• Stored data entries
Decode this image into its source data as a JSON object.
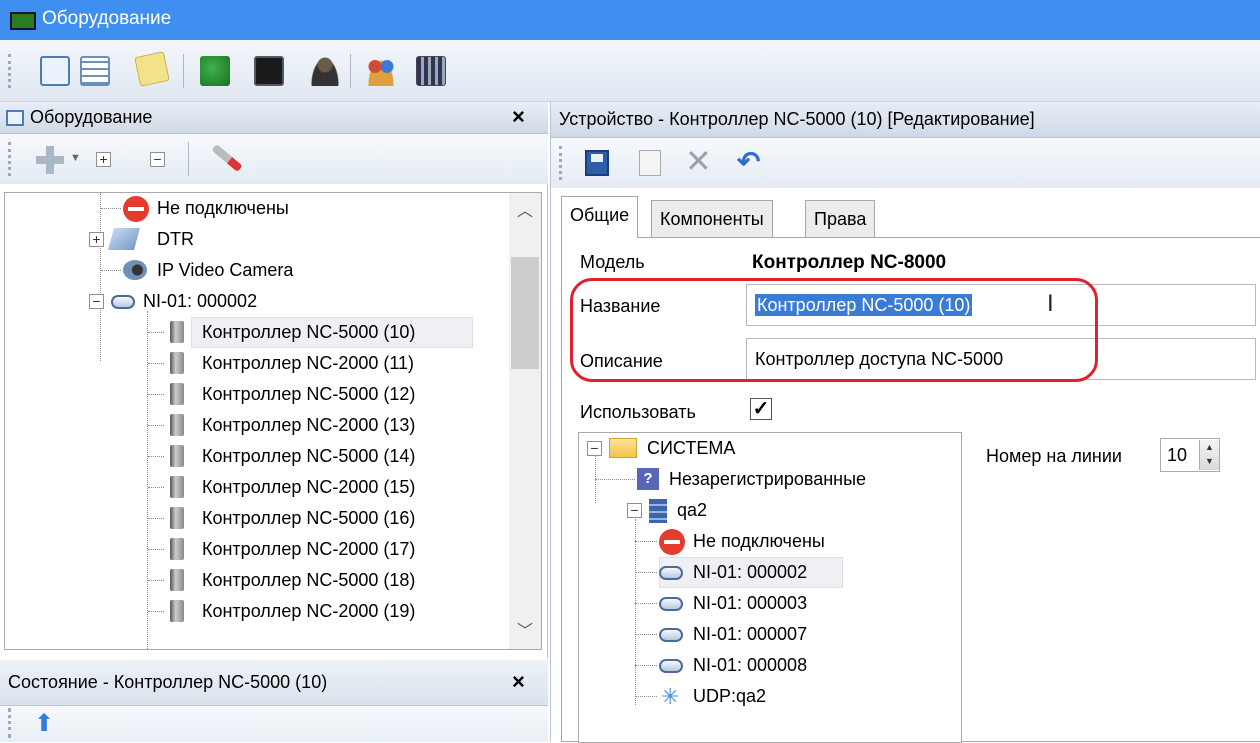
{
  "window": {
    "title": "Оборудование"
  },
  "left_panel": {
    "title": "Оборудование",
    "tree": [
      {
        "label": "Не подключены"
      },
      {
        "label": "DTR"
      },
      {
        "label": "IP Video Camera"
      },
      {
        "label": "NI-01: 000002"
      },
      {
        "label": "Контроллер NC-5000 (10)"
      },
      {
        "label": "Контроллер NC-2000 (11)"
      },
      {
        "label": "Контроллер NC-5000 (12)"
      },
      {
        "label": "Контроллер NC-2000 (13)"
      },
      {
        "label": "Контроллер NC-5000 (14)"
      },
      {
        "label": "Контроллер NC-2000 (15)"
      },
      {
        "label": "Контроллер NC-5000 (16)"
      },
      {
        "label": "Контроллер NC-2000 (17)"
      },
      {
        "label": "Контроллер NC-5000 (18)"
      },
      {
        "label": "Контроллер NC-2000 (19)"
      }
    ],
    "expander_plus": "+",
    "expander_minus": "−"
  },
  "status_panel": {
    "title": "Состояние - Контроллер NC-5000 (10)"
  },
  "right_panel": {
    "title": "Устройство - Контроллер NC-5000 (10) [Редактирование]",
    "tabs": [
      "Общие",
      "Компоненты",
      "Права"
    ],
    "model_label": "Модель",
    "model_value": "Контроллер NC-8000",
    "name_label": "Название",
    "name_value": "Контроллер NC-5000 (10)",
    "desc_label": "Описание",
    "desc_value": "Контроллер доступа NC-5000",
    "use_label": "Использовать",
    "use_checked": true,
    "line_number_label": "Номер на линии",
    "line_number_value": "10",
    "tree": [
      {
        "label": "СИСТЕМА"
      },
      {
        "label": "Незарегистрированные"
      },
      {
        "label": "qa2"
      },
      {
        "label": "Не подключены"
      },
      {
        "label": "NI-01: 000002"
      },
      {
        "label": "NI-01: 000003"
      },
      {
        "label": "NI-01: 000007"
      },
      {
        "label": "NI-01: 000008"
      },
      {
        "label": "UDP:qa2"
      }
    ]
  },
  "colors": {
    "title_bar": "#3f8ff0",
    "highlight_ring": "#e0202a",
    "selection": "#3a7bd5"
  }
}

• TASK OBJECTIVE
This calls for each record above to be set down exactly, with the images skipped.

• ANSWER SPACE
Decode this image into its source data as a JSON object.
{
  "window": {
    "title": "Оборудование"
  },
  "left_panel": {
    "title": "Оборудование",
    "tree": [
      {
        "label": "Не подключены"
      },
      {
        "label": "DTR"
      },
      {
        "label": "IP Video Camera"
      },
      {
        "label": "NI-01: 000002"
      },
      {
        "label": "Контроллер NC-5000 (10)"
      },
      {
        "label": "Контроллер NC-2000 (11)"
      },
      {
        "label": "Контроллер NC-5000 (12)"
      },
      {
        "label": "Контроллер NC-2000 (13)"
      },
      {
        "label": "Контроллер NC-5000 (14)"
      },
      {
        "label": "Контроллер NC-2000 (15)"
      },
      {
        "label": "Контроллер NC-5000 (16)"
      },
      {
        "label": "Контроллер NC-2000 (17)"
      },
      {
        "label": "Контроллер NC-5000 (18)"
      },
      {
        "label": "Контроллер NC-2000 (19)"
      }
    ],
    "expander_plus": "+",
    "expander_minus": "−"
  },
  "status_panel": {
    "title": "Состояние - Контроллер NC-5000 (10)"
  },
  "right_panel": {
    "title": "Устройство - Контроллер NC-5000 (10) [Редактирование]",
    "tabs": [
      "Общие",
      "Компоненты",
      "Права"
    ],
    "model_label": "Модель",
    "model_value": "Контроллер NC-8000",
    "name_label": "Название",
    "name_value": "Контроллер NC-5000 (10)",
    "desc_label": "Описание",
    "desc_value": "Контроллер доступа NC-5000",
    "use_label": "Использовать",
    "use_checked": true,
    "line_number_label": "Номер на линии",
    "line_number_value": "10",
    "tree": [
      {
        "label": "СИСТЕМА"
      },
      {
        "label": "Незарегистрированные"
      },
      {
        "label": "qa2"
      },
      {
        "label": "Не подключены"
      },
      {
        "label": "NI-01: 000002"
      },
      {
        "label": "NI-01: 000003"
      },
      {
        "label": "NI-01: 000007"
      },
      {
        "label": "NI-01: 000008"
      },
      {
        "label": "UDP:qa2"
      }
    ]
  },
  "colors": {
    "title_bar": "#3f8ff0",
    "highlight_ring": "#e0202a",
    "selection": "#3a7bd5"
  }
}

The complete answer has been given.